What you will do: All of the listing should be output exactly, apart from the pictures.

══════════

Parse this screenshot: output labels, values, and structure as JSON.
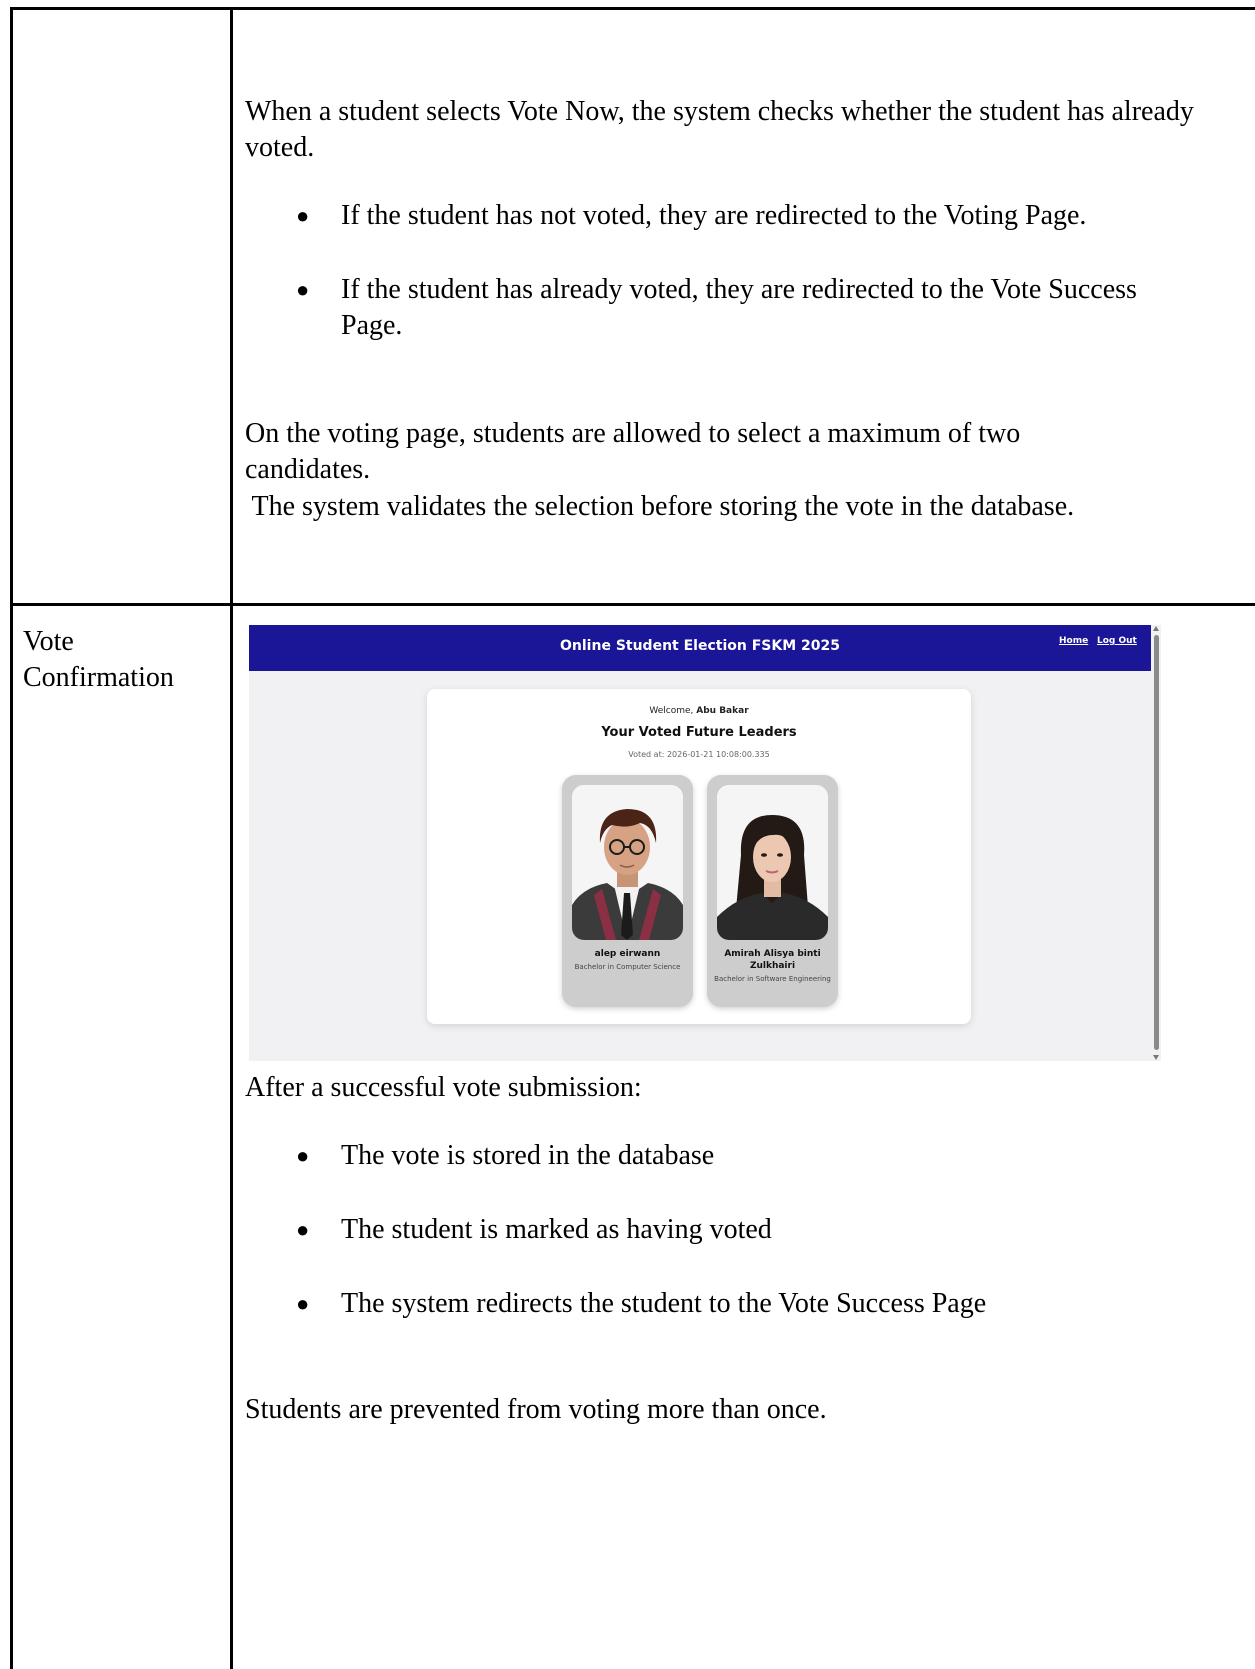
{
  "row1": {
    "intro": "When a student selects Vote Now, the system checks whether the student has already voted.",
    "bullets": [
      "If the student has not voted, they are redirected to the Voting Page.",
      "If the student has already voted, they are redirected to the Vote Success Page."
    ],
    "voting_page_line1": "On the voting page, students are allowed to select a maximum of two candidates.",
    "voting_page_line2": " The system validates the selection before storing the vote in the database."
  },
  "row2": {
    "label": "Vote Confirmation",
    "screenshot": {
      "header_title": "Online Student Election FSKM 2025",
      "nav": {
        "home": "Home",
        "logout": "Log Out"
      },
      "welcome_prefix": "Welcome,",
      "welcome_name": "Abu Bakar",
      "title": "Your Voted Future Leaders",
      "voted_at": "Voted at: 2026-01-21 10:08:00.335",
      "candidates": [
        {
          "name": "alep eirwann",
          "program": "Bachelor in Computer Science"
        },
        {
          "name": "Amirah Alisya binti Zulkhairi",
          "program": "Bachelor in Software Engineering"
        }
      ],
      "colors": {
        "header": "#1a1697",
        "card_bg": "#ffffff",
        "candidate_bg": "#cdcdcd",
        "page_bg": "#f1f1f3"
      }
    },
    "after_intro": "After a successful vote submission:",
    "after_bullets": [
      "The vote is stored in the database",
      "The student is marked as having voted",
      "The system redirects the student to the Vote Success Page"
    ],
    "closing": "Students are prevented from voting more than once."
  }
}
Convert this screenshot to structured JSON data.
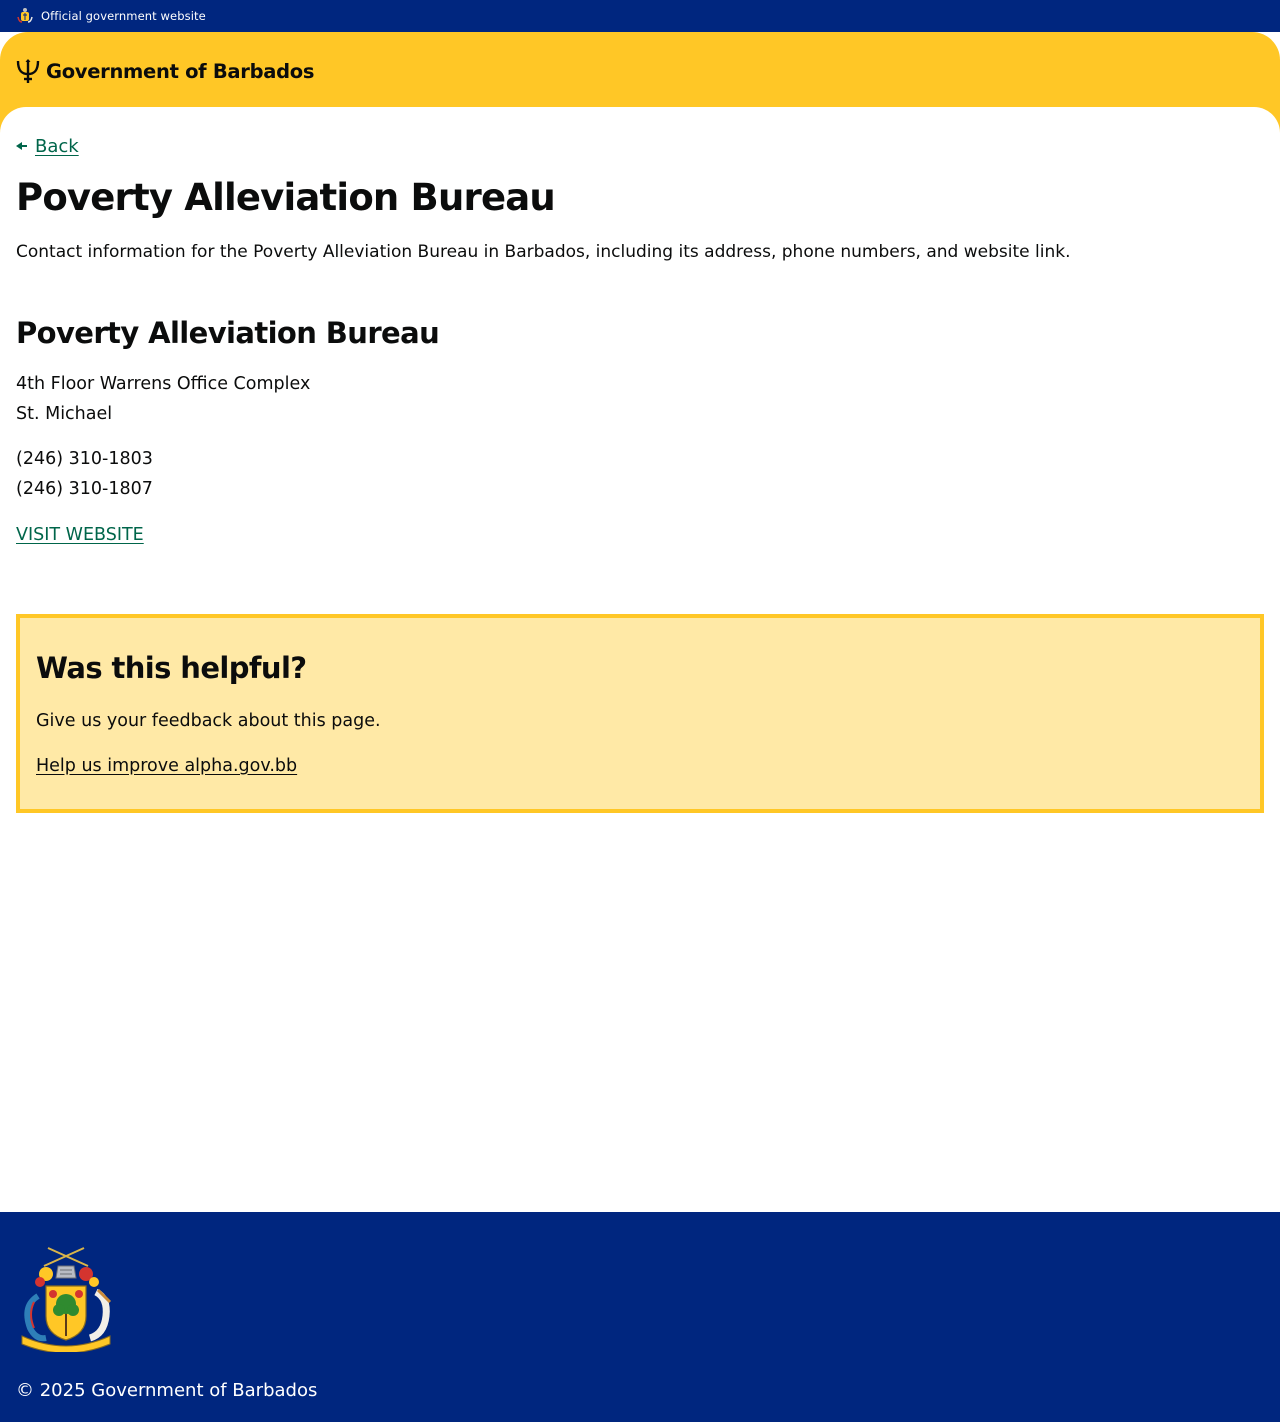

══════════

Response to the task:
Parse this screenshot: output labels, values, and structure as JSON.
{
  "row1": {
    "intro": "When a student selects Vote Now, the system checks whether the student has already voted.",
    "bullets": [
      "If the student has not voted, they are redirected to the Voting Page.",
      "If the student has already voted, they are redirected to the Vote Success Page."
    ],
    "voting_page_line1": "On the voting page, students are allowed to select a maximum of two candidates.",
    "voting_page_line2": " The system validates the selection before storing the vote in the database."
  },
  "row2": {
    "label": "Vote Confirmation",
    "screenshot": {
      "header_title": "Online Student Election FSKM 2025",
      "nav": {
        "home": "Home",
        "logout": "Log Out"
      },
      "welcome_prefix": "Welcome,",
      "welcome_name": "Abu Bakar",
      "title": "Your Voted Future Leaders",
      "voted_at": "Voted at: 2026-01-21 10:08:00.335",
      "candidates": [
        {
          "name": "alep eirwann",
          "program": "Bachelor in Computer Science"
        },
        {
          "name": "Amirah Alisya binti Zulkhairi",
          "program": "Bachelor in Software Engineering"
        }
      ],
      "colors": {
        "header": "#1a1697",
        "card_bg": "#ffffff",
        "candidate_bg": "#cdcdcd",
        "page_bg": "#f1f1f3"
      }
    },
    "after_intro": "After a successful vote submission:",
    "after_bullets": [
      "The vote is stored in the database",
      "The student is marked as having voted",
      "The system redirects the student to the Vote Success Page"
    ],
    "closing": "Students are prevented from voting more than once."
  }
}
Convert this screenshot to structured JSON data.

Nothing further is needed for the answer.